When this Miami mother one day passes away, she will leave her children a rich inheritance. Maybe not a pile of money, but she will leave them an example of a life of integrity and self respect, an example of what it is like to be painted with a different brush. She will leave them something far more important than wealth.
If her children inherit her values, anything else is just money.
Paint them fortunate.

By Steve Goodier

I hope this message encourages and inspires your heart to believe again that greatness lies within you and that every dream that is in your heart can be realized.

WHAT ARE YOU DREAMING ABOUT?

The agricultural school dean was interviewing a freshman. “Why have you chosen this career?” he asked.

“I dream of making a million dollars in farming, like my father,” replied the freshman.
The dean was impressed. “Your father made a million dollars in farming?”
“No,” the student said. “But he always dreamed of it.”

All right. That was corny. But at least this student has a dream, even if it is only a dream about money.

I prefer the story of a man who was discussing with his wife a trip he wanted to take to Alaska. He told her he’d always dreamed of such an adventure. He wanted to travel deep into the wilderness. He wanted to rough it. He talked about how exciting it would be to stay in a log cabin without electricity, to hunt caribou and drive a dog team instead of a car.
“If we decided to live there permanently, away from civilization, what would you miss the most?” he asked his partner.
She replied, “You.”
His dream; not hers. A better dream might include her.

This is a time of year we often examine our dreams and goals. I’ve found a couple of questions helpful when I consider which dreams to chase and which to leave alone.

First, does my dream have deep meaning? Or put another way, is it significant and important enough to commit my time and energy toward? What will it ultimately mean if I accomplish this thing I think I want? Probably the pursuit of prosperity alone will not bring the kind of meaning you desire at a deeper level.
The second question is similar. Does my dream spring from the best that is within me? Does it come from a place of love or altruism?

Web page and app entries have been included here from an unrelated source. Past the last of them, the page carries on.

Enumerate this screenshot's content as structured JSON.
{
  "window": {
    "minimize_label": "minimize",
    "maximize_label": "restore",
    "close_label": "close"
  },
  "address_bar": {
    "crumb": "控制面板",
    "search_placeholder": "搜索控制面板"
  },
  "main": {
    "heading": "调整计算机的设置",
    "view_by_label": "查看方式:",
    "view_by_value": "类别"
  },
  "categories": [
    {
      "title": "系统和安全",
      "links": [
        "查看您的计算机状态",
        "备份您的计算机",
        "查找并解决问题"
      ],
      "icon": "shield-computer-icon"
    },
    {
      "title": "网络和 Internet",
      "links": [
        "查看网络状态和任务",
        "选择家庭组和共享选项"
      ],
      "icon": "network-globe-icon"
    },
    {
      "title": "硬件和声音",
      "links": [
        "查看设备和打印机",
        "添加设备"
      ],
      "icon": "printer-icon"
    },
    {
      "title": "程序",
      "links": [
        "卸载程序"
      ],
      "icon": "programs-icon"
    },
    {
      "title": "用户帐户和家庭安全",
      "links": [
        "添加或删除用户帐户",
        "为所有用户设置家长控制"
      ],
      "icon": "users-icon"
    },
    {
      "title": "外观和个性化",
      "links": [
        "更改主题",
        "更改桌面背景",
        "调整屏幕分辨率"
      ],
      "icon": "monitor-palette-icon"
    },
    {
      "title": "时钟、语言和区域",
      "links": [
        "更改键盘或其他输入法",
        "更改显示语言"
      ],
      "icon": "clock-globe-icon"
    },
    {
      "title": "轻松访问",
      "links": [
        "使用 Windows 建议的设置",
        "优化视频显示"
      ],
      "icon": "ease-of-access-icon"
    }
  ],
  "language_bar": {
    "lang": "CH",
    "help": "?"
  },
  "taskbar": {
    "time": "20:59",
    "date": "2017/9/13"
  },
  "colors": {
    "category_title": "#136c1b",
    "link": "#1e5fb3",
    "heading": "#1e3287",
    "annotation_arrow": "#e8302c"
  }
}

Will my life and the lives of those I love be better for it? My best dreams include those I love.
What are you dreaming about?

By Steve Goodier